I can’t imagine how many people skip out on American Youth Symphony concerts because of the name, thinking, “I don’t want to hear a bunch of kids.” Let’s get something straight: when the musicians in this orchestra come together to play, they sound better than most of our country’s professional orchestras. The upper limit on age is 27; the large majority of musicians are studying their instruments full time at the undergraduate or graduate level, they’re paid, and they rehearse twice as much (if not more) than a professional ensemble ever does. Plus all of the concerts are free, and the programs are getting more and more innovative every season.
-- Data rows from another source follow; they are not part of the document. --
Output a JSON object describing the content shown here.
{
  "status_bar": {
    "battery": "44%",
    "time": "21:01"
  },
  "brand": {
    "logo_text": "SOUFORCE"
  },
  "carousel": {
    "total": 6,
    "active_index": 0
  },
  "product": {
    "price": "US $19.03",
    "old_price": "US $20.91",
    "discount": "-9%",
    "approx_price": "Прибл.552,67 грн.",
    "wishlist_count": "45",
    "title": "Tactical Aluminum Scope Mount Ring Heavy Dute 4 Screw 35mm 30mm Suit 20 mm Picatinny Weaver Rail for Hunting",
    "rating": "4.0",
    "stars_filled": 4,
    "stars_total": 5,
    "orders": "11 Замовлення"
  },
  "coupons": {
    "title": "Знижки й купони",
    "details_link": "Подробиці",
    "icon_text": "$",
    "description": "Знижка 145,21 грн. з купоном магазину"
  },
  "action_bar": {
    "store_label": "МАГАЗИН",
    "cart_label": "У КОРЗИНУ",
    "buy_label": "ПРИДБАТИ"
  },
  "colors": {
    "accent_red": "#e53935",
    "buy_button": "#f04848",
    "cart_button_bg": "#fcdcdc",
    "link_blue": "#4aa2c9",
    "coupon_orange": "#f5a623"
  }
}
Last night’s concert kicked off the beginning of a three-year project to explore the music of film composer Danny Elfman. Conducted by notable film composer David Newman, the orchestra presented selections from Edward Scissorhands, Sommersby, and Batman. Edward Scissorhands was performed with a professional women’s chorus and synced to film, while Newman arranged concert suites of the most memorable and affecting music from Sommersby and Batman.
It wasn’t just film music, though. The evening opened with AYS Music Director Alexander Treger at the podium for Bartok’s Divirtimento for Strings and Stravinsky’s Suite No. 2 for Small Orchestra. The fact that Treger is a violinist showed throughout the Bartok, which was conducted with a beautiful sense of color, and had no shortage of virtuosic fireworks to applaud. Stravinsky’s Suite No. 2 was, well, Stravinsky’s Suite No. 2, and sounded great.
The highlight of the evening was the score from Batman. I’ve seen AYS quite a few times, but I’ve never with so much brass onstage. Combined with Royce Hall’s perfectly balanced organ, the band blasted their way through Newman’s four selections, and the audience practically leaped to their feet at the final downbeat. Elfman himself took the stage for bows, and was clearly impressed and humbled by the young musicians’ performance of his work.
That was, unfortunately, the final concert of AYS’s 2011-12 season. But with two more years of Elfman concerts (did I mention these are all free?), and the quality of the performances almost always astounding, we have a lot to look forward to come next season.